=== Provided information ===

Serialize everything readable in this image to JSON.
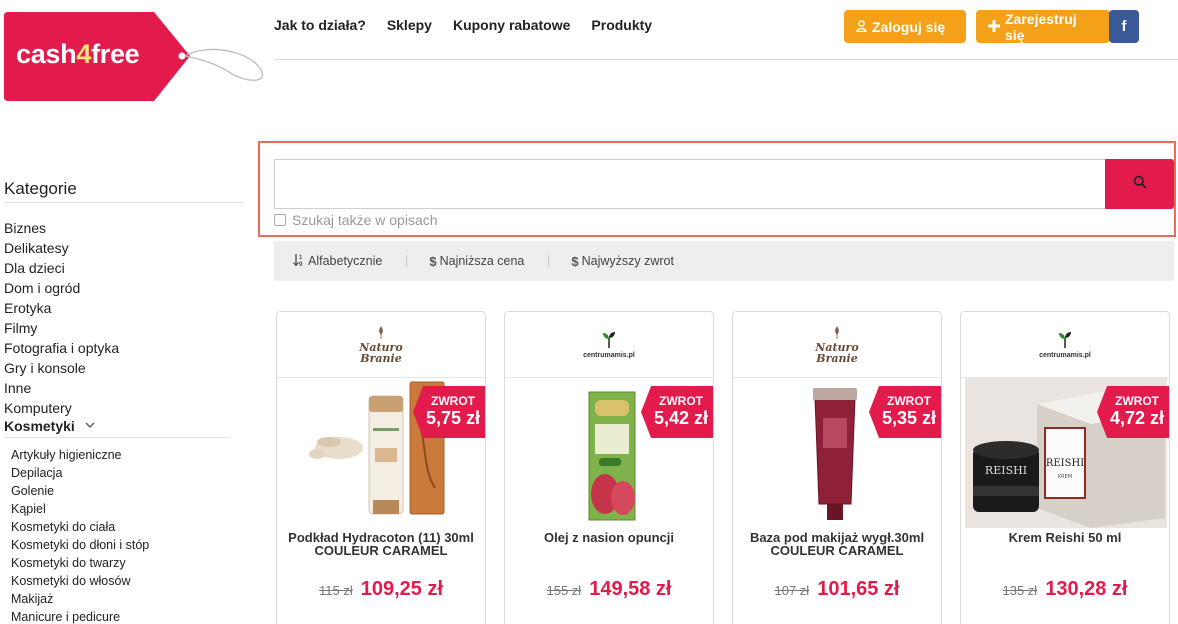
{
  "brand": {
    "logo_main": "cash",
    "logo_four": "4",
    "logo_end": "free",
    "colors": {
      "primary": "#e31b4c",
      "accent": "#f4a018",
      "facebook": "#3b5998"
    }
  },
  "nav": {
    "items": [
      "Jak to działa?",
      "Sklepy",
      "Kupony rabatowe",
      "Produkty"
    ],
    "login_label": "Zaloguj się",
    "register_label": "Zarejestruj się",
    "facebook_label": "f"
  },
  "sidebar": {
    "title": "Kategorie",
    "categories": [
      "Biznes",
      "Delikatesy",
      "Dla dzieci",
      "Dom i ogród",
      "Erotyka",
      "Filmy",
      "Fotografia i optyka",
      "Gry i konsole",
      "Inne",
      "Komputery"
    ],
    "active_category": "Kosmetyki",
    "subcategories": [
      "Artykuły higieniczne",
      "Depilacja",
      "Golenie",
      "Kąpiel",
      "Kosmetyki do ciała",
      "Kosmetyki do dłoni i stóp",
      "Kosmetyki do twarzy",
      "Kosmetyki do włosów",
      "Makijaż",
      "Manicure i pedicure"
    ]
  },
  "search": {
    "value": "",
    "placeholder": "",
    "checkbox_label": "Szukaj także w opisach"
  },
  "sort": {
    "alpha_label": "Alfabetycznie",
    "lowest_price_label": "Najniższa cena",
    "highest_cashback_label": "Najwyższy zwrot"
  },
  "products": [
    {
      "shop": "naturo",
      "shop_line1": "Naturo",
      "shop_line2": "Branie",
      "cashback_label": "ZWROT",
      "cashback": "5,75 zł",
      "name": "Podkład Hydracoton (11) 30ml COULEUR CARAMEL",
      "old_price": "115 zł",
      "new_price": "109,25 zł"
    },
    {
      "shop": "centrumamis",
      "shop_line1": "centrumamis.pl",
      "cashback_label": "ZWROT",
      "cashback": "5,42 zł",
      "name": "Olej z nasion opuncji",
      "old_price": "155 zł",
      "new_price": "149,58 zł"
    },
    {
      "shop": "naturo",
      "shop_line1": "Naturo",
      "shop_line2": "Branie",
      "cashback_label": "ZWROT",
      "cashback": "5,35 zł",
      "name": "Baza pod makijaż wygł.30ml COULEUR CARAMEL",
      "old_price": "107 zł",
      "new_price": "101,65 zł"
    },
    {
      "shop": "centrumamis",
      "shop_line1": "centrumamis.pl",
      "cashback_label": "ZWROT",
      "cashback": "4,72 zł",
      "name": "Krem Reishi 50 ml",
      "old_price": "135 zł",
      "new_price": "130,28 zł",
      "box_label": "REISHI",
      "box_sub": "KREM"
    }
  ]
}
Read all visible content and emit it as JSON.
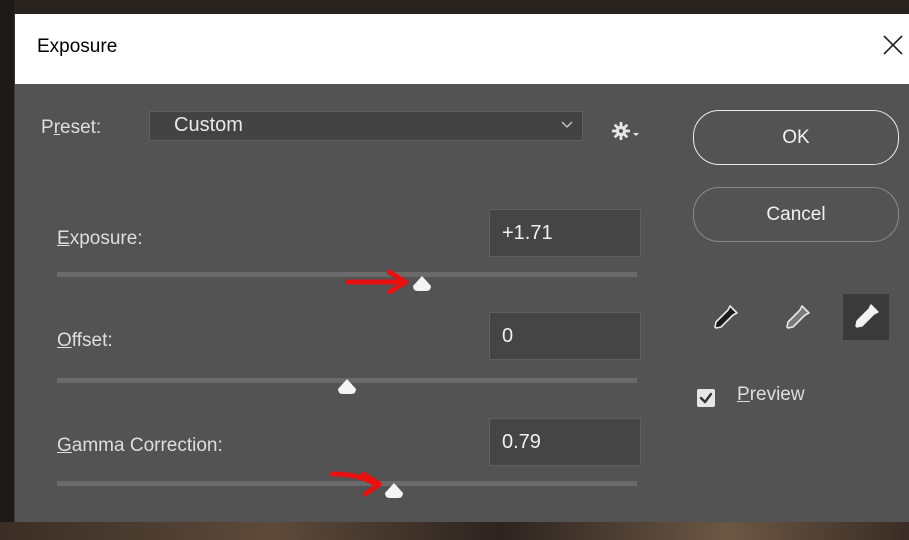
{
  "window": {
    "title": "Exposure"
  },
  "preset": {
    "label_prefix": "P",
    "label_underlined": "r",
    "label_suffix": "eset:",
    "value": "Custom"
  },
  "exposure": {
    "label_underlined": "E",
    "label_rest": "xposure:",
    "value": "+1.71",
    "slider_fraction": 0.62
  },
  "offset": {
    "label_underlined": "O",
    "label_rest": "ffset:",
    "value": "0",
    "slider_fraction": 0.5
  },
  "gamma": {
    "label_underlined": "G",
    "label_rest": "amma Correction:",
    "value": "0.79",
    "slider_fraction": 0.58
  },
  "buttons": {
    "ok": "OK",
    "cancel": "Cancel"
  },
  "preview": {
    "label_underlined": "P",
    "label_rest": "review",
    "checked": true
  },
  "annotation_color": "#e81010",
  "eyedroppers": [
    "black-point-eyedropper-icon",
    "gray-point-eyedropper-icon",
    "white-point-eyedropper-icon"
  ]
}
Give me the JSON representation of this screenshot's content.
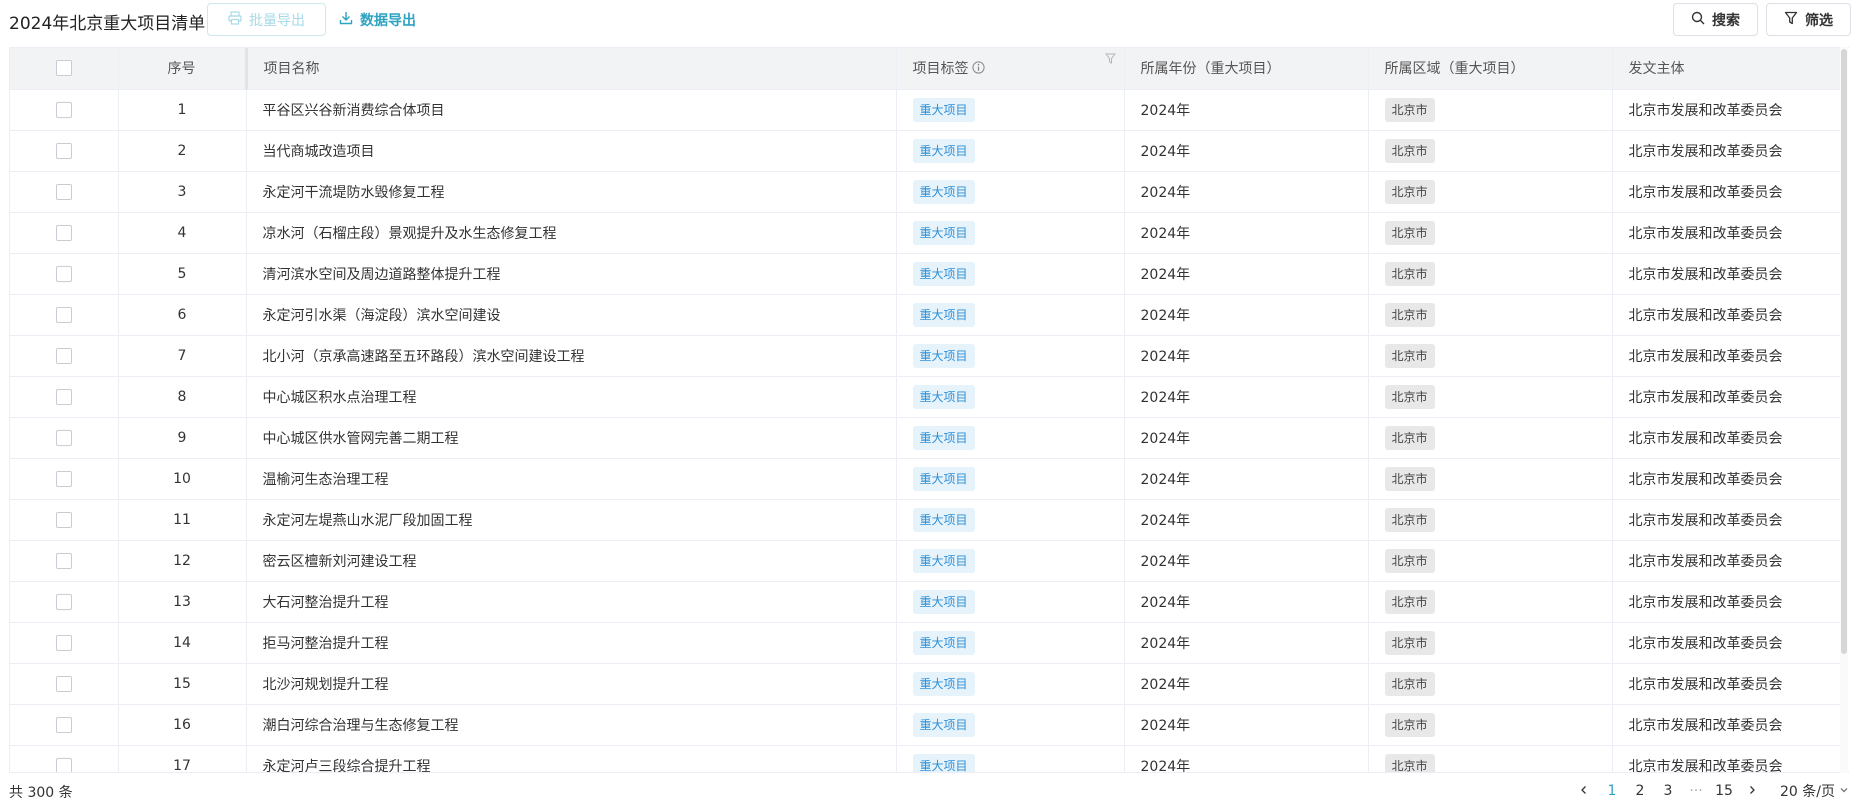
{
  "header": {
    "title": "2024年北京重大项目清单",
    "batch_export_label": "批量导出",
    "data_export_label": "数据导出",
    "search_label": "搜索",
    "filter_label": "筛选"
  },
  "table": {
    "columns": [
      "序号",
      "项目名称",
      "项目标签",
      "所属年份（重大项目）",
      "所属区域（重大项目）",
      "发文主体"
    ],
    "rows": [
      {
        "idx": "1",
        "name": "平谷区兴谷新消费综合体项目",
        "tag": "重大项目",
        "year": "2024年",
        "region": "北京市",
        "issuer": "北京市发展和改革委员会"
      },
      {
        "idx": "2",
        "name": "当代商城改造项目",
        "tag": "重大项目",
        "year": "2024年",
        "region": "北京市",
        "issuer": "北京市发展和改革委员会"
      },
      {
        "idx": "3",
        "name": "永定河干流堤防水毁修复工程",
        "tag": "重大项目",
        "year": "2024年",
        "region": "北京市",
        "issuer": "北京市发展和改革委员会"
      },
      {
        "idx": "4",
        "name": "凉水河（石榴庄段）景观提升及水生态修复工程",
        "tag": "重大项目",
        "year": "2024年",
        "region": "北京市",
        "issuer": "北京市发展和改革委员会"
      },
      {
        "idx": "5",
        "name": "清河滨水空间及周边道路整体提升工程",
        "tag": "重大项目",
        "year": "2024年",
        "region": "北京市",
        "issuer": "北京市发展和改革委员会"
      },
      {
        "idx": "6",
        "name": "永定河引水渠（海淀段）滨水空间建设",
        "tag": "重大项目",
        "year": "2024年",
        "region": "北京市",
        "issuer": "北京市发展和改革委员会"
      },
      {
        "idx": "7",
        "name": "北小河（京承高速路至五环路段）滨水空间建设工程",
        "tag": "重大项目",
        "year": "2024年",
        "region": "北京市",
        "issuer": "北京市发展和改革委员会"
      },
      {
        "idx": "8",
        "name": "中心城区积水点治理工程",
        "tag": "重大项目",
        "year": "2024年",
        "region": "北京市",
        "issuer": "北京市发展和改革委员会"
      },
      {
        "idx": "9",
        "name": "中心城区供水管网完善二期工程",
        "tag": "重大项目",
        "year": "2024年",
        "region": "北京市",
        "issuer": "北京市发展和改革委员会"
      },
      {
        "idx": "10",
        "name": "温榆河生态治理工程",
        "tag": "重大项目",
        "year": "2024年",
        "region": "北京市",
        "issuer": "北京市发展和改革委员会"
      },
      {
        "idx": "11",
        "name": "永定河左堤燕山水泥厂段加固工程",
        "tag": "重大项目",
        "year": "2024年",
        "region": "北京市",
        "issuer": "北京市发展和改革委员会"
      },
      {
        "idx": "12",
        "name": "密云区檀新刘河建设工程",
        "tag": "重大项目",
        "year": "2024年",
        "region": "北京市",
        "issuer": "北京市发展和改革委员会"
      },
      {
        "idx": "13",
        "name": "大石河整治提升工程",
        "tag": "重大项目",
        "year": "2024年",
        "region": "北京市",
        "issuer": "北京市发展和改革委员会"
      },
      {
        "idx": "14",
        "name": "拒马河整治提升工程",
        "tag": "重大项目",
        "year": "2024年",
        "region": "北京市",
        "issuer": "北京市发展和改革委员会"
      },
      {
        "idx": "15",
        "name": "北沙河规划提升工程",
        "tag": "重大项目",
        "year": "2024年",
        "region": "北京市",
        "issuer": "北京市发展和改革委员会"
      },
      {
        "idx": "16",
        "name": "潮白河综合治理与生态修复工程",
        "tag": "重大项目",
        "year": "2024年",
        "region": "北京市",
        "issuer": "北京市发展和改革委员会"
      },
      {
        "idx": "17",
        "name": "永定河卢三段综合提升工程",
        "tag": "重大项目",
        "year": "2024年",
        "region": "北京市",
        "issuer": "北京市发展和改革委员会"
      }
    ]
  },
  "footer": {
    "total": "共 300 条",
    "pages": [
      "1",
      "2",
      "3",
      "···",
      "15"
    ],
    "current_page": "1",
    "page_size": "20 条/页"
  },
  "colors": {
    "accent": "#2fa3c2",
    "tag_blue_text": "#2f8fd6",
    "tag_blue_bg": "#e6f3fb",
    "header_bg": "#f2f3f5"
  },
  "icons": {
    "batch_export": "printer-icon",
    "data_export": "download-icon",
    "search": "search-icon",
    "filter": "funnel-icon",
    "column_info": "info-icon",
    "column_filter": "funnel-icon",
    "prev": "chevron-left-icon",
    "next": "chevron-right-icon",
    "page_size_dropdown": "chevron-down-icon"
  }
}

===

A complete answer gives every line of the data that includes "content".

Solution |
Read all visible content and emit it as JSON.
Give me the JSON representation of this screenshot's content.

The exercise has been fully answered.